» **The problem**
Search the records for "maintenance" and copy each line that holds it.

(Stored dataset items)
§ §

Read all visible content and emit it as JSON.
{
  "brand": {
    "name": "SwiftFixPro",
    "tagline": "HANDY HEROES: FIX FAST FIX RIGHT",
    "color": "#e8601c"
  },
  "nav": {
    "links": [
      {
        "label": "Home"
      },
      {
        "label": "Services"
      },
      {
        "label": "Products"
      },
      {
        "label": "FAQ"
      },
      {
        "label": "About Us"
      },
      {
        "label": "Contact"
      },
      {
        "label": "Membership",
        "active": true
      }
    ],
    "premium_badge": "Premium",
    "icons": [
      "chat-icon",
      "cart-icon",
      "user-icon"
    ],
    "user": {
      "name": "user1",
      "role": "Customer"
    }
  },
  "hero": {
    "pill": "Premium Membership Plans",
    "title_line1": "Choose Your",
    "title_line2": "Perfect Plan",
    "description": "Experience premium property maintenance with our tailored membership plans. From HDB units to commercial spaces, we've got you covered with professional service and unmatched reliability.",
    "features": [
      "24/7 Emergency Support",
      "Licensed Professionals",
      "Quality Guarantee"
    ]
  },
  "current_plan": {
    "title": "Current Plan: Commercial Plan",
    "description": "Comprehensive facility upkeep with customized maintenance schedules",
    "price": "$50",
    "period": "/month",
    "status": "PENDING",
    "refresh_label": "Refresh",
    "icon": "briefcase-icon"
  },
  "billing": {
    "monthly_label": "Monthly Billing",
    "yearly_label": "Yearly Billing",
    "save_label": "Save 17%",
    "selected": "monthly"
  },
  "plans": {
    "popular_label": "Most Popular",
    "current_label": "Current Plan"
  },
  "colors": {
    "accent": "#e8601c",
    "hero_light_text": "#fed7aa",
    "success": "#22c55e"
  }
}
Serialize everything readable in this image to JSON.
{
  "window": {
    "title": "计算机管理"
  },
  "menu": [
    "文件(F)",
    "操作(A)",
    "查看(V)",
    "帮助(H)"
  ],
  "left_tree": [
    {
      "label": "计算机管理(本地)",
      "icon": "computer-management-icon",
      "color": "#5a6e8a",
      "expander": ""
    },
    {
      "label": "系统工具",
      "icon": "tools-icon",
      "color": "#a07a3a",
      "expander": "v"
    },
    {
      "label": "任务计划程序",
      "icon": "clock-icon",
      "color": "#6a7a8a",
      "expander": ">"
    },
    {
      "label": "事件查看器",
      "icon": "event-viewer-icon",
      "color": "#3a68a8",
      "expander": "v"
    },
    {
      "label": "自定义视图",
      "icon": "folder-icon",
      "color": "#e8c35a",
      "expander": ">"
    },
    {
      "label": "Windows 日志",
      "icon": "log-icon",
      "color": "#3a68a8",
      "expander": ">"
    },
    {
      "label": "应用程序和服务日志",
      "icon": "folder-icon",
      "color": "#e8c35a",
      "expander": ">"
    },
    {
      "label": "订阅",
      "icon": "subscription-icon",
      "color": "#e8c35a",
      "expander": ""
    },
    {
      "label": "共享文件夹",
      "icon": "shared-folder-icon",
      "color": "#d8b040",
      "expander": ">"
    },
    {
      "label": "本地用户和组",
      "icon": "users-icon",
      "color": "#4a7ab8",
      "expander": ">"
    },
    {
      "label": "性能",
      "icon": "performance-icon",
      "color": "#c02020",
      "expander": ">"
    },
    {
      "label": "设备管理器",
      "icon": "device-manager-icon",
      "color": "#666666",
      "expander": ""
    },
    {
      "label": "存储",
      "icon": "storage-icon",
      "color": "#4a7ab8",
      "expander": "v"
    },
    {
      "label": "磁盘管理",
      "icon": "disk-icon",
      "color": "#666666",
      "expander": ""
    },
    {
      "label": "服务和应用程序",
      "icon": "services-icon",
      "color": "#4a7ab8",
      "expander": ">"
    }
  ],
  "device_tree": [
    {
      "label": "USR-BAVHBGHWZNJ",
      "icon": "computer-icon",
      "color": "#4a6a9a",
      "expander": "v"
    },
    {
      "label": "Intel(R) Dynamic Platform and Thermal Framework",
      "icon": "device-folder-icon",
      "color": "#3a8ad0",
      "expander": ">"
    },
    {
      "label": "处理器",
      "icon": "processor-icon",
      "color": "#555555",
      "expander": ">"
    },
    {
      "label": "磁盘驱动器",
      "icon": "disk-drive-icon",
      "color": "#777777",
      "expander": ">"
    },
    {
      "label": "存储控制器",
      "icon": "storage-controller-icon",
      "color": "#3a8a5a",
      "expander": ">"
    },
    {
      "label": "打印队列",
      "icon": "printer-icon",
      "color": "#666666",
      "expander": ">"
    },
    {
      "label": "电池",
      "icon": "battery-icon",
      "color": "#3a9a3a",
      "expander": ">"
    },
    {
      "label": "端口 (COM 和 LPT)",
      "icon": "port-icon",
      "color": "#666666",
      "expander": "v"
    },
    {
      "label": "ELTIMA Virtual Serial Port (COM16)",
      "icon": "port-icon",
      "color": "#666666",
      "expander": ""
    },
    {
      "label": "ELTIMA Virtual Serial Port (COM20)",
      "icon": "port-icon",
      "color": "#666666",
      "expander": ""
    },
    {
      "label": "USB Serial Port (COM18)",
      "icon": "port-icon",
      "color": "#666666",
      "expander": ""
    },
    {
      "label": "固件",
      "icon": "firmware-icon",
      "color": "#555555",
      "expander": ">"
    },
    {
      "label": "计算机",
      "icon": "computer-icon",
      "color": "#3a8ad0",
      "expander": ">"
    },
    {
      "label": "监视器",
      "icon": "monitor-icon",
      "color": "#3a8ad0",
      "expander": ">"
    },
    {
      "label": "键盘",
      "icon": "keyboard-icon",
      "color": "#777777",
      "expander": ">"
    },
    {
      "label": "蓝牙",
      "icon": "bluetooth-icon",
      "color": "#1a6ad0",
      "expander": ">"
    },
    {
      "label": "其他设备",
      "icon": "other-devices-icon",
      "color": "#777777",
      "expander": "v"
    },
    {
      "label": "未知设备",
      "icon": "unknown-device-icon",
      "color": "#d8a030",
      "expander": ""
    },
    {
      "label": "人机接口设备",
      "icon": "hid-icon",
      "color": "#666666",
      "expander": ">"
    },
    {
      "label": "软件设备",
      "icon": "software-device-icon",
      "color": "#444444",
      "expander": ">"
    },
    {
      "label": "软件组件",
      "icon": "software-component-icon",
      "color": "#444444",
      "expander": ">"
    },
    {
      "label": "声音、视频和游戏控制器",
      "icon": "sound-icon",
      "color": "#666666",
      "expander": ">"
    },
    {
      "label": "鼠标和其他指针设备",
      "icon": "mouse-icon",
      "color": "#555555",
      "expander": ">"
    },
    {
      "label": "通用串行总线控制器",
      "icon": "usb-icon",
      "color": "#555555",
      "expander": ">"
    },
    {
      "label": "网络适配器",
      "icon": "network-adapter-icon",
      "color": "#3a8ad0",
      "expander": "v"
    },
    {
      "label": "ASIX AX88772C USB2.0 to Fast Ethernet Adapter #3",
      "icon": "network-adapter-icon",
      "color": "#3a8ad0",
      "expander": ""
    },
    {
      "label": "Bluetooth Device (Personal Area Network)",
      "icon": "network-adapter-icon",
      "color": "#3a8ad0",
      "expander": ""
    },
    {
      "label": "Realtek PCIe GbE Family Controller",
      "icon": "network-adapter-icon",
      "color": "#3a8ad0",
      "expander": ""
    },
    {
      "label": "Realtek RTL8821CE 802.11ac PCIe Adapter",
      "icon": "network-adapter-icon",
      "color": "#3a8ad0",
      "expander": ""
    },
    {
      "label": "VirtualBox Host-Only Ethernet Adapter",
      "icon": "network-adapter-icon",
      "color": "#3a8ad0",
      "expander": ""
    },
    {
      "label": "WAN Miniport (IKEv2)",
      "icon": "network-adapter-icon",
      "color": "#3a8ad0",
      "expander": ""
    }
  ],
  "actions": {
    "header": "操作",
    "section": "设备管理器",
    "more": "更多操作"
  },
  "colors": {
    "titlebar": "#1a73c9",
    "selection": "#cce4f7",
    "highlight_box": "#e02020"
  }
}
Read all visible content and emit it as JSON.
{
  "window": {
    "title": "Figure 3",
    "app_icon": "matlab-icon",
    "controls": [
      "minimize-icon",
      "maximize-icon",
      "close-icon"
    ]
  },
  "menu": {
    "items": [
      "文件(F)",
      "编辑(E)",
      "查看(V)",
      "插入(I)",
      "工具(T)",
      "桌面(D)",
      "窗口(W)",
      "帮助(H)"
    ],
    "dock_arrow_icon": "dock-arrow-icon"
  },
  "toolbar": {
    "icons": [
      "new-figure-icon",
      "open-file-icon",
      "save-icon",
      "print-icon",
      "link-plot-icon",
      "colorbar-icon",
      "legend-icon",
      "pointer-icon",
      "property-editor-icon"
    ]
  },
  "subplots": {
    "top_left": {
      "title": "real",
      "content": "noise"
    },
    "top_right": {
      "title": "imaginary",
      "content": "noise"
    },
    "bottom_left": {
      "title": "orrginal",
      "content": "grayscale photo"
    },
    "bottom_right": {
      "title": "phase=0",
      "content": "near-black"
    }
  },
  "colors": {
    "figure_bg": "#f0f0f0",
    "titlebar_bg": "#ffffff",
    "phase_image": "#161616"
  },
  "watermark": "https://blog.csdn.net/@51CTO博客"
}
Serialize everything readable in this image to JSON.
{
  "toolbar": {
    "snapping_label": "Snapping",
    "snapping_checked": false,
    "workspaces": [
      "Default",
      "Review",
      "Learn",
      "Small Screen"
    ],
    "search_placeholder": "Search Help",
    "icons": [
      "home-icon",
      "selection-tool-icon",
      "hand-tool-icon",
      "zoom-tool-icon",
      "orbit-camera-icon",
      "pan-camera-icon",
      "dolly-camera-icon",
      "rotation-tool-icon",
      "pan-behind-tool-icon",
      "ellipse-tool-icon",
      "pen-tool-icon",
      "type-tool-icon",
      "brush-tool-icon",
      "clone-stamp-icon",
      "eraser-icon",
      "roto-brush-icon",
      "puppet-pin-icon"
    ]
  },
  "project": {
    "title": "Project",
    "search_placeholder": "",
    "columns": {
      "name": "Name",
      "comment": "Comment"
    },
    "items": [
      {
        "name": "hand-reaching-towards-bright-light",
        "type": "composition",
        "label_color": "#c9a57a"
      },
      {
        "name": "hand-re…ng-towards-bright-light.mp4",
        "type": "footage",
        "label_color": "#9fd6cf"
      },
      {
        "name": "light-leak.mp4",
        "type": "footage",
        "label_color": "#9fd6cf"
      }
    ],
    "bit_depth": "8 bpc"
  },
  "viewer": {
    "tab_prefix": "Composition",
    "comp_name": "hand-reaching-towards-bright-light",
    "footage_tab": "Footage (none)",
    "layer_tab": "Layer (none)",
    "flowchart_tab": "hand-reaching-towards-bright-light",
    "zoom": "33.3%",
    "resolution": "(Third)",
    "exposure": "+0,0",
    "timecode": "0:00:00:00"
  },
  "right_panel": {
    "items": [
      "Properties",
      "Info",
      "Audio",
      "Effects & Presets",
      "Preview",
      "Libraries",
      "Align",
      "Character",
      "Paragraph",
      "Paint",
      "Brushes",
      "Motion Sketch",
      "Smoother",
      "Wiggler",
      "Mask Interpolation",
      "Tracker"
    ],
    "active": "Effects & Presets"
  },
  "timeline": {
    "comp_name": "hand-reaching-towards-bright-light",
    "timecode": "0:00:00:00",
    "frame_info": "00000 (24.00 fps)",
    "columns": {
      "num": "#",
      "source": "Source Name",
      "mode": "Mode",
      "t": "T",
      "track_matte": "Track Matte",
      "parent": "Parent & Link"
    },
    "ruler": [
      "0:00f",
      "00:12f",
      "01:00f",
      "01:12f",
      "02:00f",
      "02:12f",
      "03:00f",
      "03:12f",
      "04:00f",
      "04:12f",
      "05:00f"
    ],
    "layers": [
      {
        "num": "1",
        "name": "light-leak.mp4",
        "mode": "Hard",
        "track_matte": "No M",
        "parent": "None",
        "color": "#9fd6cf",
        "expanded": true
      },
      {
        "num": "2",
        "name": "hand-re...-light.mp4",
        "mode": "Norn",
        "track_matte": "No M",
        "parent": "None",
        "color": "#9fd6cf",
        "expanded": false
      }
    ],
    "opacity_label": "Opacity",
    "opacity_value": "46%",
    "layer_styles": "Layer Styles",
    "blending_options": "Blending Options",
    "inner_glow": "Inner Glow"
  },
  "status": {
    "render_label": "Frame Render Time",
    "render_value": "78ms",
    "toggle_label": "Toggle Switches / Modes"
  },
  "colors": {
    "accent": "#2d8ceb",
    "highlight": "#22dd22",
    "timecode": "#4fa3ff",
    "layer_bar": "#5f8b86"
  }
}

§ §

» **Result of this exercise**
    "description": "Experience premium property maintenance with our tailored membership plans. From HDB units to commercial spaces, we've got you covered with professional service and unmatched reliability.",
    "description": "Comprehensive facility upkeep with customized maintenance schedules",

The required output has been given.